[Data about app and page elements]

********

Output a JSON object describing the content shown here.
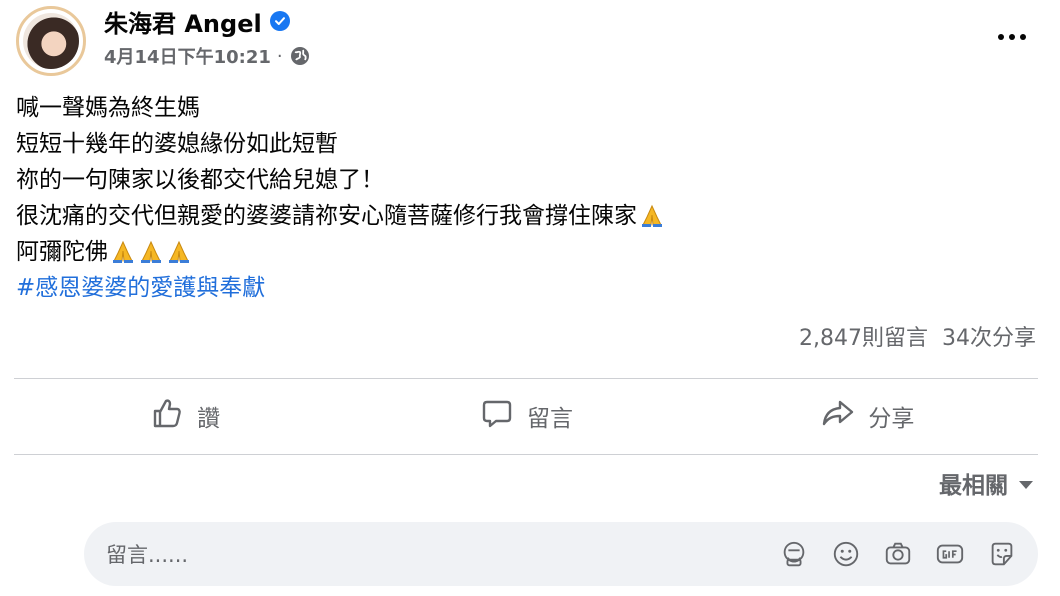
{
  "author": {
    "name": "朱海君 Angel",
    "verified": true,
    "timestamp": "4月14日下午10:21",
    "separator": "·",
    "privacy_icon": "globe-icon"
  },
  "post": {
    "lines": [
      "喊一聲媽為終生媽",
      "短短十幾年的婆媳緣份如此短暫",
      "祢的一句陳家以後都交代給兒媳了！",
      "很沈痛的交代但親愛的婆婆請祢安心隨菩薩修行我會撐住陳家",
      "阿彌陀佛"
    ],
    "hashtag": "#感恩婆婆的愛護與奉獻"
  },
  "stats": {
    "comments": "2,847則留言",
    "shares": "34次分享"
  },
  "actions": {
    "like": "讚",
    "comment": "留言",
    "share": "分享"
  },
  "sort": {
    "label": "最相關"
  },
  "comment_box": {
    "placeholder": "留言......"
  },
  "colors": {
    "accent": "#1877f2",
    "hashtag": "#216fdb",
    "secondary_text": "#65676b",
    "divider": "#ced0d4",
    "input_bg": "#f0f2f5"
  }
}
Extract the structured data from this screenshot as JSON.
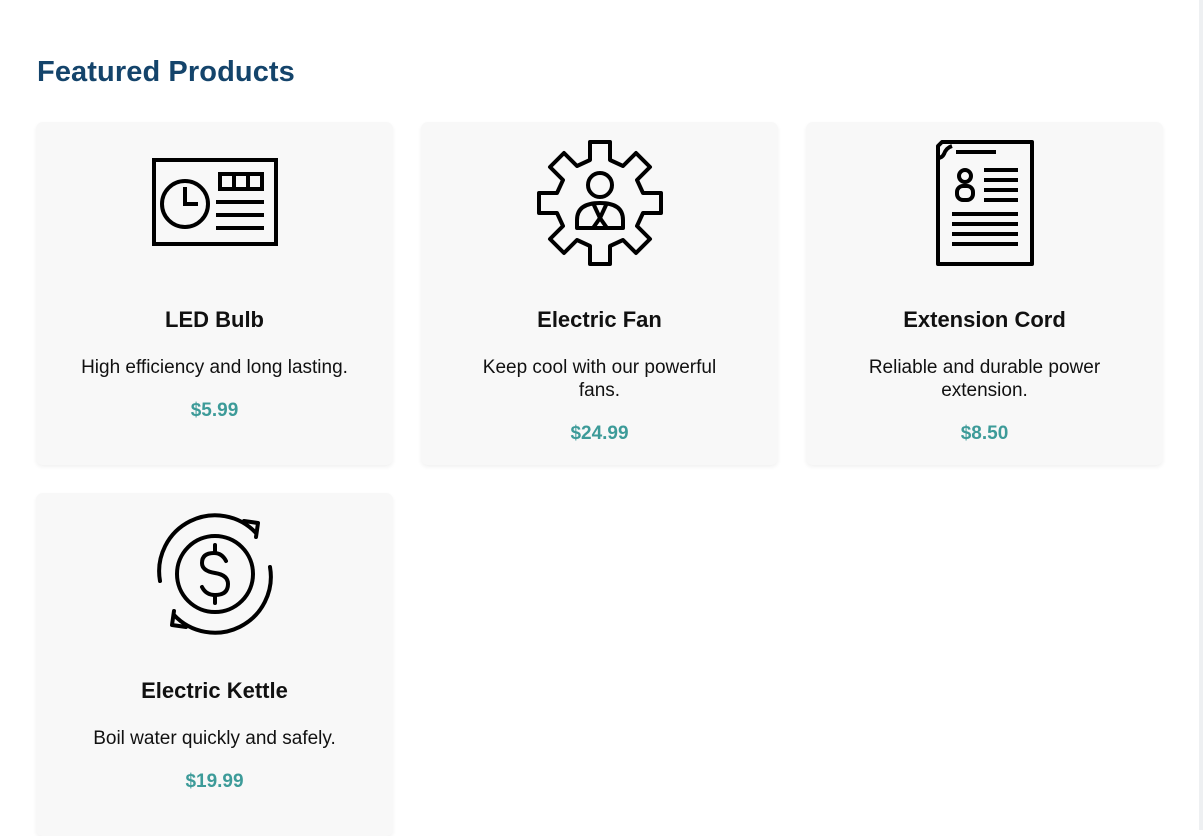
{
  "section": {
    "title": "Featured Products"
  },
  "products": [
    {
      "name": "LED Bulb",
      "description": "High efficiency and long lasting.",
      "price": "$5.99",
      "icon": "clock-panel-icon"
    },
    {
      "name": "Electric Fan",
      "description": "Keep cool with our powerful fans.",
      "price": "$24.99",
      "icon": "gear-person-icon"
    },
    {
      "name": "Extension Cord",
      "description": "Reliable and durable power extension.",
      "price": "$8.50",
      "icon": "document-icon"
    },
    {
      "name": "Electric Kettle",
      "description": "Boil water quickly and safely.",
      "price": "$19.99",
      "icon": "dollar-cycle-icon"
    }
  ],
  "colors": {
    "title": "#14446b",
    "price": "#3d9b99",
    "card_bg": "#f8f8f8"
  }
}
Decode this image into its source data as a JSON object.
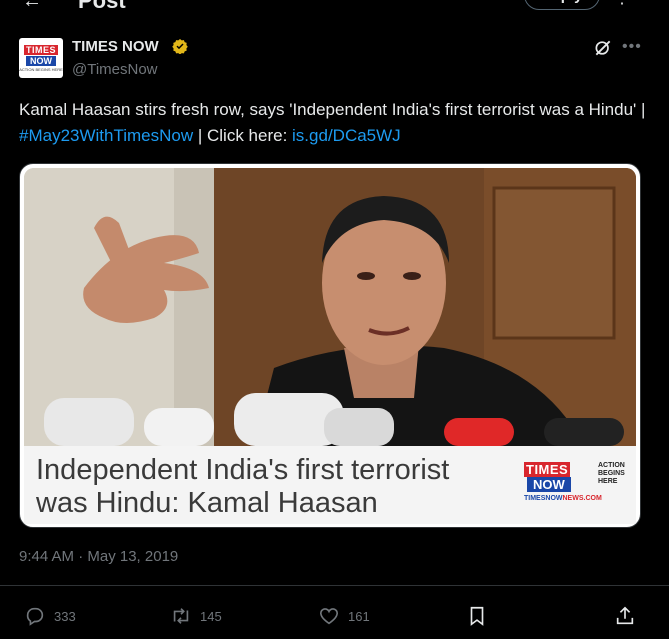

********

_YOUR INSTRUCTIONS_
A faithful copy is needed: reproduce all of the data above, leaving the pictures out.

_TASK OUTPUT_
Output a JSON object describing the content shown here.
{
  "author": {
    "name": "朱海君 Angel",
    "verified": true,
    "timestamp": "4月14日下午10:21",
    "separator": "·",
    "privacy_icon": "globe-icon"
  },
  "post": {
    "lines": [
      "喊一聲媽為終生媽",
      "短短十幾年的婆媳緣份如此短暫",
      "祢的一句陳家以後都交代給兒媳了！",
      "很沈痛的交代但親愛的婆婆請祢安心隨菩薩修行我會撐住陳家",
      "阿彌陀佛"
    ],
    "hashtag": "#感恩婆婆的愛護與奉獻"
  },
  "stats": {
    "comments": "2,847則留言",
    "shares": "34次分享"
  },
  "actions": {
    "like": "讚",
    "comment": "留言",
    "share": "分享"
  },
  "sort": {
    "label": "最相關"
  },
  "comment_box": {
    "placeholder": "留言......"
  },
  "colors": {
    "accent": "#1877f2",
    "hashtag": "#216fdb",
    "secondary_text": "#65676b",
    "divider": "#ced0d4",
    "input_bg": "#f0f2f5"
  }
}
Extract the structured data from this screenshot as JSON.
{
  "section": {
    "title": "Featured Products"
  },
  "products": [
    {
      "name": "LED Bulb",
      "description": "High efficiency and long lasting.",
      "price": "$5.99",
      "icon": "clock-panel-icon"
    },
    {
      "name": "Electric Fan",
      "description": "Keep cool with our powerful fans.",
      "price": "$24.99",
      "icon": "gear-person-icon"
    },
    {
      "name": "Extension Cord",
      "description": "Reliable and durable power extension.",
      "price": "$8.50",
      "icon": "document-icon"
    },
    {
      "name": "Electric Kettle",
      "description": "Boil water quickly and safely.",
      "price": "$19.99",
      "icon": "dollar-cycle-icon"
    }
  ],
  "colors": {
    "title": "#14446b",
    "price": "#3d9b99",
    "card_bg": "#f8f8f8"
  }
}
Decode this image into its source data as a JSON object.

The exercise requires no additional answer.